Interoperability has long been a controversial issue in antitrust law and related regulatory disciplines.
The concept refers, essentially, to the ability for systems controlled by different operators to be compatible, and in particular to share information and function in conjunction with each other.
Interoperability can take many forms. For example, telephone systems operating on the basis of one standard must interoperate with other standards in order to allow cross-network telephone calls. Interoperable file formats allow documents made in one computer program to be opened and edited in a competing program without loss of data. Cross-border rail networks are based on the interoperability of trains due to common rail gauge standards.
It is easy to see why, in principle, these possibilities are pro-consumer and can prevent the abuse of market power by incumbent providers, by facilitating switching and preventing markets from “tipping” permanently in favor of one provider.
As such, interoperability holds an intuitive appeal. However, as networked systems become more complex, it is also clear that mandating interoperability can be a double-edged sword. At times, competition between different standards and systems can produce positive outcomes for all concerned, not least consumers.
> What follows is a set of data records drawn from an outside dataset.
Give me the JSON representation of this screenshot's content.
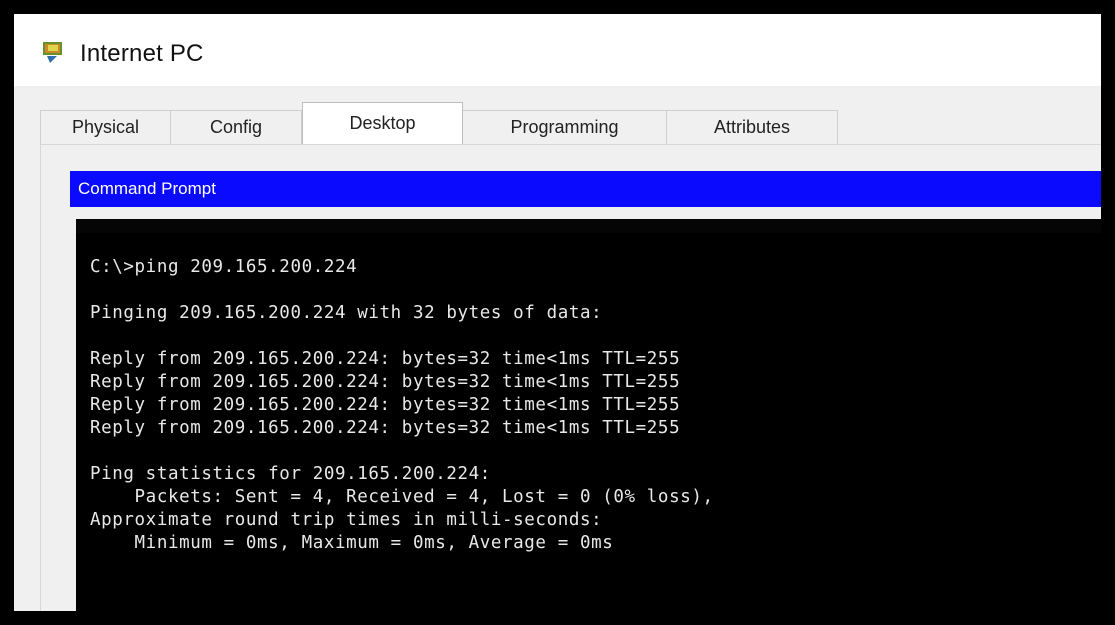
{
  "window": {
    "title": "Internet PC"
  },
  "tabs": [
    {
      "label": "Physical"
    },
    {
      "label": "Config"
    },
    {
      "label": "Desktop"
    },
    {
      "label": "Programming"
    },
    {
      "label": "Attributes"
    }
  ],
  "active_tab": "Desktop",
  "command_prompt": {
    "title": "Command Prompt",
    "lines": [
      "C:\\>ping 209.165.200.224",
      "Pinging 209.165.200.224 with 32 bytes of data:",
      "Reply from 209.165.200.224: bytes=32 time<1ms TTL=255",
      "Reply from 209.165.200.224: bytes=32 time<1ms TTL=255",
      "Reply from 209.165.200.224: bytes=32 time<1ms TTL=255",
      "Reply from 209.165.200.224: bytes=32 time<1ms TTL=255",
      "Ping statistics for 209.165.200.224:",
      "    Packets: Sent = 4, Received = 4, Lost = 0 (0% loss),",
      "Approximate round trip times in milli-seconds:",
      "    Minimum = 0ms, Maximum = 0ms, Average = 0ms"
    ]
  },
  "colors": {
    "command_prompt_header": "#0a0aff",
    "console_background": "#000000",
    "console_text": "#e8e8e8"
  },
  "icons": {
    "app": "packet-tracer-pc-icon"
  }
}
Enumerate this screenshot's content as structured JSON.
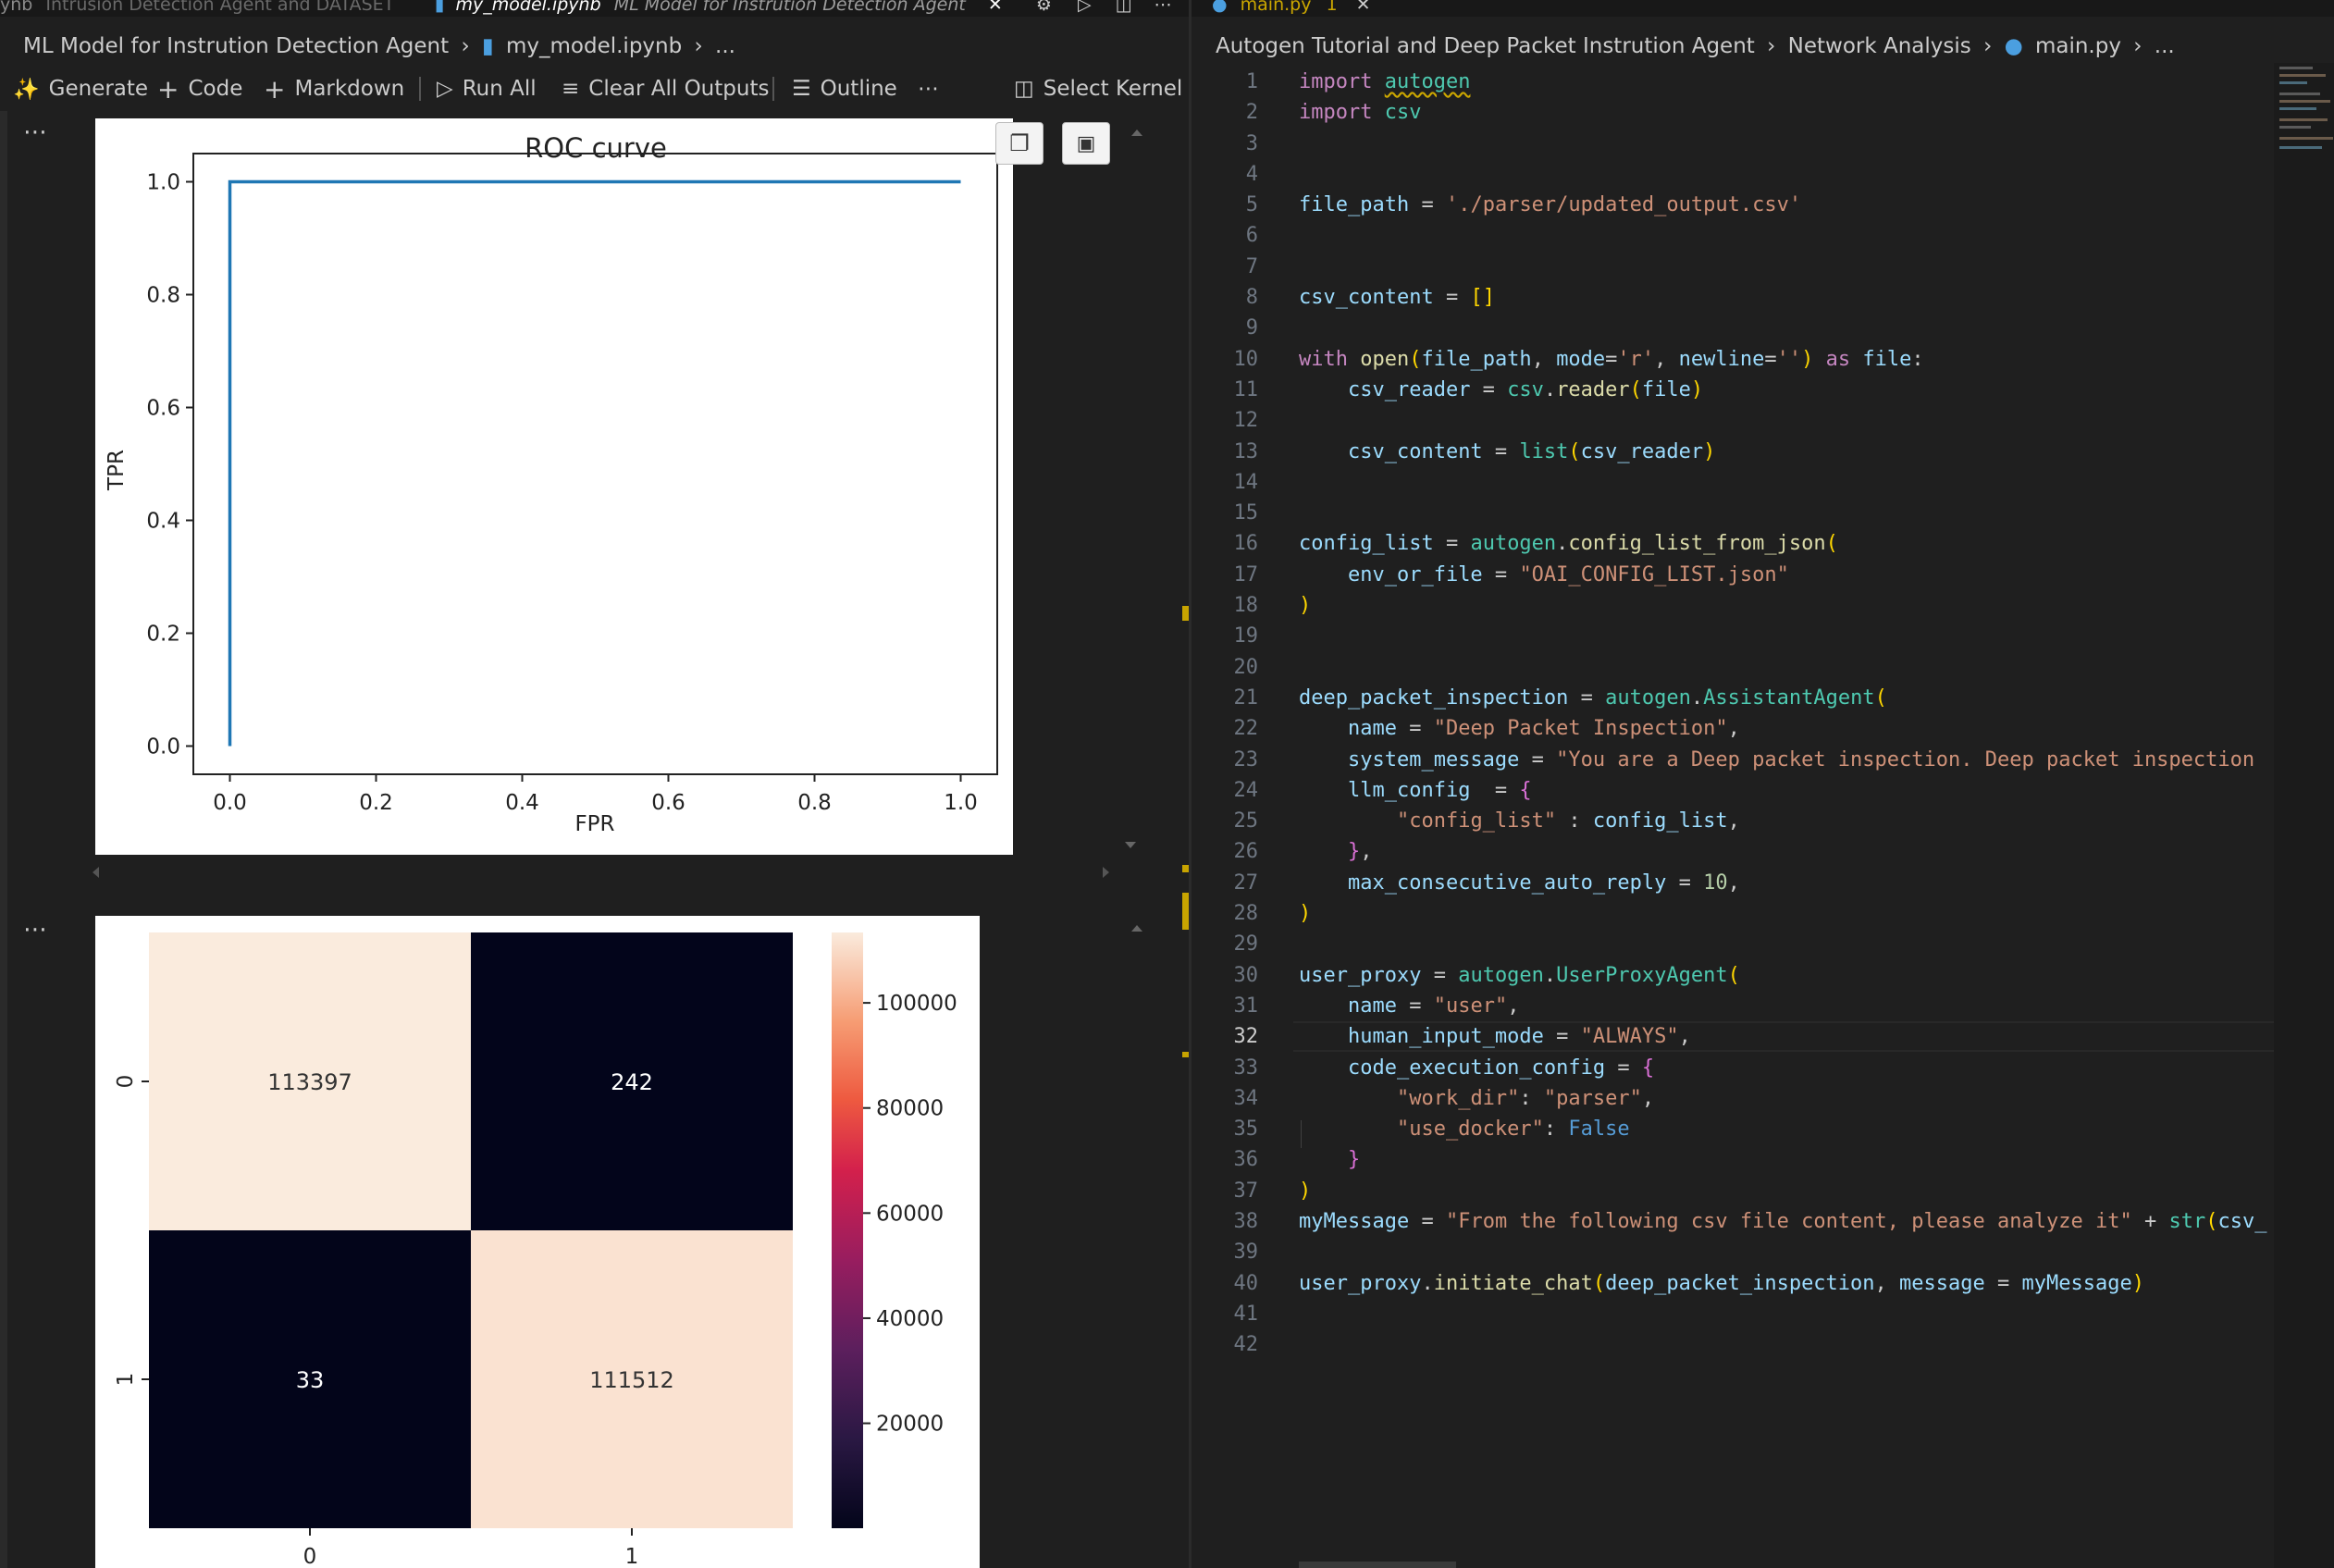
{
  "left": {
    "tabs": [
      {
        "file": "ynb",
        "desc": "Intrusion Detection Agent and DATASET"
      },
      {
        "file": "my_model.ipynb",
        "desc": "ML Model for Instrution Detection Agent"
      }
    ],
    "breadcrumb": [
      "ML Model for Instrution Detection Agent",
      "my_model.ipynb",
      "..."
    ],
    "toolbar": {
      "generate": "Generate",
      "code": "Code",
      "markdown": "Markdown",
      "run_all": "Run All",
      "clear_outputs": "Clear All Outputs",
      "outline": "Outline",
      "more": "⋯",
      "select_kernel": "Select Kernel"
    },
    "cell_menu": "⋯"
  },
  "right": {
    "tab": {
      "file": "main.py",
      "badge": "1"
    },
    "breadcrumb": [
      "Autogen Tutorial and Deep Packet Instrution Agent",
      "Network Analysis",
      "main.py",
      "..."
    ]
  },
  "chart_data": [
    {
      "type": "line",
      "title": "ROC curve",
      "xlabel": "FPR",
      "ylabel": "TPR",
      "xlim": [
        -0.05,
        1.05
      ],
      "ylim": [
        -0.05,
        1.05
      ],
      "xticks": [
        "0.0",
        "0.2",
        "0.4",
        "0.6",
        "0.8",
        "1.0"
      ],
      "yticks": [
        "0.0",
        "0.2",
        "0.4",
        "0.6",
        "0.8",
        "1.0"
      ],
      "series": [
        {
          "x": [
            0.0,
            0.0,
            1.0
          ],
          "y": [
            0.0,
            1.0,
            1.0
          ]
        }
      ],
      "line_color": "#1f77b4",
      "grid": false
    },
    {
      "type": "heatmap",
      "rows": [
        "0",
        "1"
      ],
      "cols": [
        "0",
        "1"
      ],
      "values": [
        [
          113397,
          242
        ],
        [
          33,
          111512
        ]
      ],
      "colorbar_ticks": [
        "100000",
        "80000",
        "60000",
        "40000",
        "20000"
      ],
      "colorbar_range": [
        33,
        113397
      ],
      "colormap": "rocket",
      "annotated": true
    }
  ]
}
Requiring compulsory interoperability between, for example, programs written for different computer operating systems would arguably risk undermining the i!-->…